▶ [Records]
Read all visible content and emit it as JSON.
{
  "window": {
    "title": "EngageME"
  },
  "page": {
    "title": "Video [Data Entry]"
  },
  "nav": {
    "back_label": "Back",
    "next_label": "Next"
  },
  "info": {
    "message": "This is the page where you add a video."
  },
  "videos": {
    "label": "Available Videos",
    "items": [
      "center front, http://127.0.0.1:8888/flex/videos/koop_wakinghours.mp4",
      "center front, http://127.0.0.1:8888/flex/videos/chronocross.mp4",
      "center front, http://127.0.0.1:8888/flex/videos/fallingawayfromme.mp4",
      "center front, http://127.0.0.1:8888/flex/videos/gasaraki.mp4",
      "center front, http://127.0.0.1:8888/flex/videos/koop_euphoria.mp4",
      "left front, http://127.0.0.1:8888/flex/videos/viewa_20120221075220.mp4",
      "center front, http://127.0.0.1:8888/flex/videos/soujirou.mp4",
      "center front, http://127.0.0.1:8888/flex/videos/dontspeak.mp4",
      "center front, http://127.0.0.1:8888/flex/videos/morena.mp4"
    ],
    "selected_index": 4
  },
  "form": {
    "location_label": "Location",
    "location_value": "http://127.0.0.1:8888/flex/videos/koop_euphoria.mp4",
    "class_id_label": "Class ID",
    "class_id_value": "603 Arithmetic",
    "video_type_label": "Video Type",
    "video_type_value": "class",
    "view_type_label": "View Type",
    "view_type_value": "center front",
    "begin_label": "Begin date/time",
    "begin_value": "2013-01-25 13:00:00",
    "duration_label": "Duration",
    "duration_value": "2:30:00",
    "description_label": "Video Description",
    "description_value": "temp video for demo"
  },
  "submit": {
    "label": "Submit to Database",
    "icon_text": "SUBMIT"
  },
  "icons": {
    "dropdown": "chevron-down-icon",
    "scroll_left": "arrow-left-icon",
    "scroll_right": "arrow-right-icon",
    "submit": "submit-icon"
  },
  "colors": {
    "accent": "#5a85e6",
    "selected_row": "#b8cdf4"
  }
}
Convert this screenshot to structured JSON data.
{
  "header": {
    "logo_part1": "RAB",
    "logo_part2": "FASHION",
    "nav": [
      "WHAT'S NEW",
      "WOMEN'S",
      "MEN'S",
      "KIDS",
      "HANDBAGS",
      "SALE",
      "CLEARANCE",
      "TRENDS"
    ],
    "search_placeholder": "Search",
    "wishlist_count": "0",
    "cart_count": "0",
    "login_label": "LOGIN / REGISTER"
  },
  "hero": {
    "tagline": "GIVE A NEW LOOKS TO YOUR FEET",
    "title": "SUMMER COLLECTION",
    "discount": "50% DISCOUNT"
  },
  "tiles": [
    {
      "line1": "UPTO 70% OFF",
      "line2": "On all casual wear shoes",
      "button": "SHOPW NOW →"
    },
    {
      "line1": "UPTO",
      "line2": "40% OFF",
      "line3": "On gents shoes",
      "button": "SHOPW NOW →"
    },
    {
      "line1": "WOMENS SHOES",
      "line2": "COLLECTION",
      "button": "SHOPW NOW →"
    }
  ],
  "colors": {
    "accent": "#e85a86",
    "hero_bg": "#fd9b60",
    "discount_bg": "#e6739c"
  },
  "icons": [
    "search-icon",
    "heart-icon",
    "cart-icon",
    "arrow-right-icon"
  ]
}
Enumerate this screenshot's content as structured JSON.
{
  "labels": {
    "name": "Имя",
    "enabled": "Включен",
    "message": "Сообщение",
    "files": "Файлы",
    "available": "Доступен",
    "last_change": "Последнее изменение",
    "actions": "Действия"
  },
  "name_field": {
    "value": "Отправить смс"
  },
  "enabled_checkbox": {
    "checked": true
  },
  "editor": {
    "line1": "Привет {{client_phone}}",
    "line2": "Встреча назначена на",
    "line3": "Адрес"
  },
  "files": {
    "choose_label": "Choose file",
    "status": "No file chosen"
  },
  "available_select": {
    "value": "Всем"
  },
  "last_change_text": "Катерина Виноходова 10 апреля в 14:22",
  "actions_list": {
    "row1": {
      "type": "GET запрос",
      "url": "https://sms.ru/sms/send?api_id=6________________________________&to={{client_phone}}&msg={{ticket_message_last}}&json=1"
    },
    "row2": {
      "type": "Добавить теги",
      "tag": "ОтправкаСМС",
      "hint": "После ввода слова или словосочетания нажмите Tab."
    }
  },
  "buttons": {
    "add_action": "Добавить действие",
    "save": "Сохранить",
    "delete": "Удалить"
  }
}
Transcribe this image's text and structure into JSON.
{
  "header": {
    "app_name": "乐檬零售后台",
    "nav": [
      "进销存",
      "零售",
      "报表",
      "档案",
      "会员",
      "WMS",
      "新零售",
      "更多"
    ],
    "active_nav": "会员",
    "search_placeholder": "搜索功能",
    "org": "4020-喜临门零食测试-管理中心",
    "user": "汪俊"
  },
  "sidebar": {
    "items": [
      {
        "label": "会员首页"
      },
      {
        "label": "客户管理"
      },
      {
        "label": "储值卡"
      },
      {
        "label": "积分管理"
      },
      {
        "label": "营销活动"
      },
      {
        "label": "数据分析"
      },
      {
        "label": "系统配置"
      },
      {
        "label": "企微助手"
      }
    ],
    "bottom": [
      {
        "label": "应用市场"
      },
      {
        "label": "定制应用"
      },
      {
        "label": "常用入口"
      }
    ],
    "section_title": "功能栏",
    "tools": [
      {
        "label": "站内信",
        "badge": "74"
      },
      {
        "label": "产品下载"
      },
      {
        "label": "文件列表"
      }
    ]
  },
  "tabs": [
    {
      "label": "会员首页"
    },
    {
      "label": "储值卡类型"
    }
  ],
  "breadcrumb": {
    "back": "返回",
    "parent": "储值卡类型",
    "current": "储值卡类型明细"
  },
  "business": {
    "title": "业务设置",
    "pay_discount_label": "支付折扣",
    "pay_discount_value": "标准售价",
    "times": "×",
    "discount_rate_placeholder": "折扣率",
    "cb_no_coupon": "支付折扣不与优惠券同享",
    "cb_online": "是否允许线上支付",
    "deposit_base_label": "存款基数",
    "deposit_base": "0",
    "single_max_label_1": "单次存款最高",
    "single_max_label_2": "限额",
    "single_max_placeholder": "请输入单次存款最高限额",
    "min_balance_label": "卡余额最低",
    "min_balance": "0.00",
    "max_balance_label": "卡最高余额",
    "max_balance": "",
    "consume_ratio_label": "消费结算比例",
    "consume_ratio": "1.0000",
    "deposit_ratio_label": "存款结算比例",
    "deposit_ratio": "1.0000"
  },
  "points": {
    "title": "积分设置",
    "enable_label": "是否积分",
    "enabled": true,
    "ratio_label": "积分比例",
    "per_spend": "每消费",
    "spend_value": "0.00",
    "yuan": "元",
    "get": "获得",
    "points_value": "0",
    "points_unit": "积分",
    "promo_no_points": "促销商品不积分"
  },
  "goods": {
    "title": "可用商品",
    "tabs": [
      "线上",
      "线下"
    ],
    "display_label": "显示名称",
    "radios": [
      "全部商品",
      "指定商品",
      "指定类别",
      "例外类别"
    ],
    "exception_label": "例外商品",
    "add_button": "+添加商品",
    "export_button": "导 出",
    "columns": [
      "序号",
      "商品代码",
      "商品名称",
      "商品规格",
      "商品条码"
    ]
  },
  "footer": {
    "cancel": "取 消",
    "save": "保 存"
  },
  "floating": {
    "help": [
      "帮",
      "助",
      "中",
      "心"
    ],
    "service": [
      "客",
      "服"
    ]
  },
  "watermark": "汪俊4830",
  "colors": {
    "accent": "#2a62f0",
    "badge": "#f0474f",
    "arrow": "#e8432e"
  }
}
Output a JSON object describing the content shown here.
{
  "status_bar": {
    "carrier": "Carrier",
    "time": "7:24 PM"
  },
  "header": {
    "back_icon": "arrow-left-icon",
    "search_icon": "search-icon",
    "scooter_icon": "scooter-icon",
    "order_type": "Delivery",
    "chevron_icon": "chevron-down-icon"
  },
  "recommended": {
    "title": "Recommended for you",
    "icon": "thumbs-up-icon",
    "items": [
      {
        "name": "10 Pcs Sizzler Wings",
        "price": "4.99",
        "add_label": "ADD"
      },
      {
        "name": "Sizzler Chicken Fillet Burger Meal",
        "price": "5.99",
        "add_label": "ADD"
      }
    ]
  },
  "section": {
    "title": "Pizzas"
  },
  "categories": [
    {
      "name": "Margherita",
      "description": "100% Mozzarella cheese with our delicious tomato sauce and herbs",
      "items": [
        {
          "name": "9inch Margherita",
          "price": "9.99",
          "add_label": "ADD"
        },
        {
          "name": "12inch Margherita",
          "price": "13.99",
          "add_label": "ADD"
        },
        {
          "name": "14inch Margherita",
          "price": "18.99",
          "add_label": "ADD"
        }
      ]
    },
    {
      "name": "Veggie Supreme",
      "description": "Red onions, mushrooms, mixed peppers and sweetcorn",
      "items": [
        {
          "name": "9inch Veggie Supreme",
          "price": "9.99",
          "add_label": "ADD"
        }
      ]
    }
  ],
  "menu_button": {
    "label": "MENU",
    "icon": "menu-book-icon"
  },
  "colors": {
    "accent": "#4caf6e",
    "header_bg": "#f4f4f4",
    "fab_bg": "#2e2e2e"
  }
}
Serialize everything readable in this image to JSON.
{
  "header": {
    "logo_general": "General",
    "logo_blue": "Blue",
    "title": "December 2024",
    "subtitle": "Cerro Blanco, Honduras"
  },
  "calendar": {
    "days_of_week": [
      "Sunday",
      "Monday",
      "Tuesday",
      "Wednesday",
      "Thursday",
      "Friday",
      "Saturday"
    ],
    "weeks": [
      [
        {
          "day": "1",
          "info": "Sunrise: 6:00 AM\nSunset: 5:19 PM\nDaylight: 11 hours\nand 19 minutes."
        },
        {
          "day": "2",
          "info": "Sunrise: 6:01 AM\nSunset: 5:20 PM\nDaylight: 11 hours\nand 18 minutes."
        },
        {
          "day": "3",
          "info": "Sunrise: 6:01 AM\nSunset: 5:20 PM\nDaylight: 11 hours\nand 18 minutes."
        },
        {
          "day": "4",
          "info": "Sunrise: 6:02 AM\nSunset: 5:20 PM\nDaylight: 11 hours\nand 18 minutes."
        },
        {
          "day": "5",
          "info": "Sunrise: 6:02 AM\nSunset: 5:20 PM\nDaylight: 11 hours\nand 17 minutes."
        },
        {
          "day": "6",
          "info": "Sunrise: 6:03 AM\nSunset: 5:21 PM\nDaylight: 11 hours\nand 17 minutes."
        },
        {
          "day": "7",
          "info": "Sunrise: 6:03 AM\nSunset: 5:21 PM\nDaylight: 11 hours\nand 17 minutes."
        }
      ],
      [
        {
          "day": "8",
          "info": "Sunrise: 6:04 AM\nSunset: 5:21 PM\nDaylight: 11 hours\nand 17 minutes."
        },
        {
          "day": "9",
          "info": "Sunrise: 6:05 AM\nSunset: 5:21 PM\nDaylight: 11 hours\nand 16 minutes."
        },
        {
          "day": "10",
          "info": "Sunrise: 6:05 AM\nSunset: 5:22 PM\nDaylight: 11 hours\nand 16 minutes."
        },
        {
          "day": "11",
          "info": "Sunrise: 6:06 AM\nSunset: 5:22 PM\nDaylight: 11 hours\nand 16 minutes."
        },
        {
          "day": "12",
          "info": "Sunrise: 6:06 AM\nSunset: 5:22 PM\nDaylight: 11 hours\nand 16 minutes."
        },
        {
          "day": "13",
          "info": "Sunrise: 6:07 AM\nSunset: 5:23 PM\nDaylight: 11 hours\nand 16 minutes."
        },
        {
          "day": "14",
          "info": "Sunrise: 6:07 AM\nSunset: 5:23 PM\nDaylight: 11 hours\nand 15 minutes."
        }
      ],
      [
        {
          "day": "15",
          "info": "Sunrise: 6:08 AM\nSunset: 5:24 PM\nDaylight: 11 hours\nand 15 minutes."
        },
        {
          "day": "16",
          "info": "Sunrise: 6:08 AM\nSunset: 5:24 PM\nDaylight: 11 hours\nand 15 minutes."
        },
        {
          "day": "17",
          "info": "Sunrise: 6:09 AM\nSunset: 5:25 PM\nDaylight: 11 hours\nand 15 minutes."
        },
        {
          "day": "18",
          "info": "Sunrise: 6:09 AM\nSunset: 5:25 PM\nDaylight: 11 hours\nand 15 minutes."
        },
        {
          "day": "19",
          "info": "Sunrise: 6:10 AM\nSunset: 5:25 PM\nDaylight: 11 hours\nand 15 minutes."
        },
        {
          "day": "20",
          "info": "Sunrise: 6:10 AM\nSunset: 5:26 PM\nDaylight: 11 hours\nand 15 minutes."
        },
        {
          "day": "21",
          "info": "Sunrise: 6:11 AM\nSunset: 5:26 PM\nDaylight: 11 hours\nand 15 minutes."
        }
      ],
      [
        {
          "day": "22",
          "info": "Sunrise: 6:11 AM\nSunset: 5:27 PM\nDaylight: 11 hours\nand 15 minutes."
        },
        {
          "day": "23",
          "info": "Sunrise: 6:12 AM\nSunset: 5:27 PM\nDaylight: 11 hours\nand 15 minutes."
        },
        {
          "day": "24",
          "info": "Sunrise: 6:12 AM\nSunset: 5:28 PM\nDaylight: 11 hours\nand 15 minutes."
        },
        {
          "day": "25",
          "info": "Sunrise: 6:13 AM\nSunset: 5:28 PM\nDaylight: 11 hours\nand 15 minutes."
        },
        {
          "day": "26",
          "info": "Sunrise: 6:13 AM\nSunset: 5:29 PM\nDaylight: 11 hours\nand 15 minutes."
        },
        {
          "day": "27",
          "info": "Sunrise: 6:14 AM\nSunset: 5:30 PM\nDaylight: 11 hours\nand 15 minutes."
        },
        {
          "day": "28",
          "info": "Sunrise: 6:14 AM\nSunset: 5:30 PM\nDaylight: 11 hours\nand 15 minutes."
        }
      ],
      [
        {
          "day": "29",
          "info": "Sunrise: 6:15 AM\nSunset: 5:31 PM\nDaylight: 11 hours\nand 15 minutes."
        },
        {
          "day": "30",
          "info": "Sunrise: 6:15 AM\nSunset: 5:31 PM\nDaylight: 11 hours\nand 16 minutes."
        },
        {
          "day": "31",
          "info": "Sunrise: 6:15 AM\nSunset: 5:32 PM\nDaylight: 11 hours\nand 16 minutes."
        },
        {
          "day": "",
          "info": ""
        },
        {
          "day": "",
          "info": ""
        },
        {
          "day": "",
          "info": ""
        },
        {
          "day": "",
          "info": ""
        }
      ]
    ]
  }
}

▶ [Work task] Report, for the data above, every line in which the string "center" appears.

▶ [Solution to the problem]
      "center front, http://127.0.0.1:8888/flex/videos/koop_wakinghours.mp4",
      "center front, http://127.0.0.1:8888/flex/videos/chronocross.mp4",
      "center front, http://127.0.0.1:8888/flex/videos/fallingawayfromme.mp4",
      "center front, http://127.0.0.1:8888/flex/videos/gasaraki.mp4",
      "center front, http://127.0.0.1:8888/flex/videos/koop_euphoria.mp4",
      "center front, http://127.0.0.1:8888/flex/videos/soujirou.mp4",
      "center front, http://127.0.0.1:8888/flex/videos/dontspeak.mp4",
      "center front, http://127.0.0.1:8888/flex/videos/morena.mp4"
    "view_type_value": "center front",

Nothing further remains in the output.